Records supplied
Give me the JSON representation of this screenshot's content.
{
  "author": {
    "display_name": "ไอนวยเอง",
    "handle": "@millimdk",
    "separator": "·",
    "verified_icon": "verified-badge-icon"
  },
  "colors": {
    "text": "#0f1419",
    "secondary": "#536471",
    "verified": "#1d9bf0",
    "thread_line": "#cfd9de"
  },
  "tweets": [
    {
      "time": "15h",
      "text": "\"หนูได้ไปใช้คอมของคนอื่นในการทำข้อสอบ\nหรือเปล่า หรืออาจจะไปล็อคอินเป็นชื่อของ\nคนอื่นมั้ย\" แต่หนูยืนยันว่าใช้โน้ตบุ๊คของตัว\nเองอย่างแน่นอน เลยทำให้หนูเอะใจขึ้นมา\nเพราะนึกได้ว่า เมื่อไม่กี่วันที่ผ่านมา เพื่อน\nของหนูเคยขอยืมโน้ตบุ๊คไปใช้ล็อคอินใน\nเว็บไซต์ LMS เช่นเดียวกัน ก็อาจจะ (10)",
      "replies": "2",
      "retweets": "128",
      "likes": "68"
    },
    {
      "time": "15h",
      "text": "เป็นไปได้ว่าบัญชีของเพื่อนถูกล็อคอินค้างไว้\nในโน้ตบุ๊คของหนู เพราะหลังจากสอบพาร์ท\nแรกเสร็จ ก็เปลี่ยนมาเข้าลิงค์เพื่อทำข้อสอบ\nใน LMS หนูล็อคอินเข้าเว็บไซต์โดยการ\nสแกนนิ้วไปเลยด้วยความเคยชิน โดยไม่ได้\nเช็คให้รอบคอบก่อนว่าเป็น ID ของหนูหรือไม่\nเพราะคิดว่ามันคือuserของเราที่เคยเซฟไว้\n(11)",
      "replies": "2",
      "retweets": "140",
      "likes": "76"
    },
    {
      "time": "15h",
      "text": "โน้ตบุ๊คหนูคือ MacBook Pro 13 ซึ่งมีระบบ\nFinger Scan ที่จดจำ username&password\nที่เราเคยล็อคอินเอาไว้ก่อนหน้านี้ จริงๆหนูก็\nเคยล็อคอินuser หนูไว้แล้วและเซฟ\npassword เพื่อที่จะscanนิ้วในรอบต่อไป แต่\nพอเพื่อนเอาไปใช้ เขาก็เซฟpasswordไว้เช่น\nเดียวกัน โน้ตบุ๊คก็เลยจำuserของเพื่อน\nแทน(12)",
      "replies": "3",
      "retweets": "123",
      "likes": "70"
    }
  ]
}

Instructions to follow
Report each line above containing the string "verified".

Result
    "verified_icon": "verified-badge-icon"
    "verified": "#1d9bf0",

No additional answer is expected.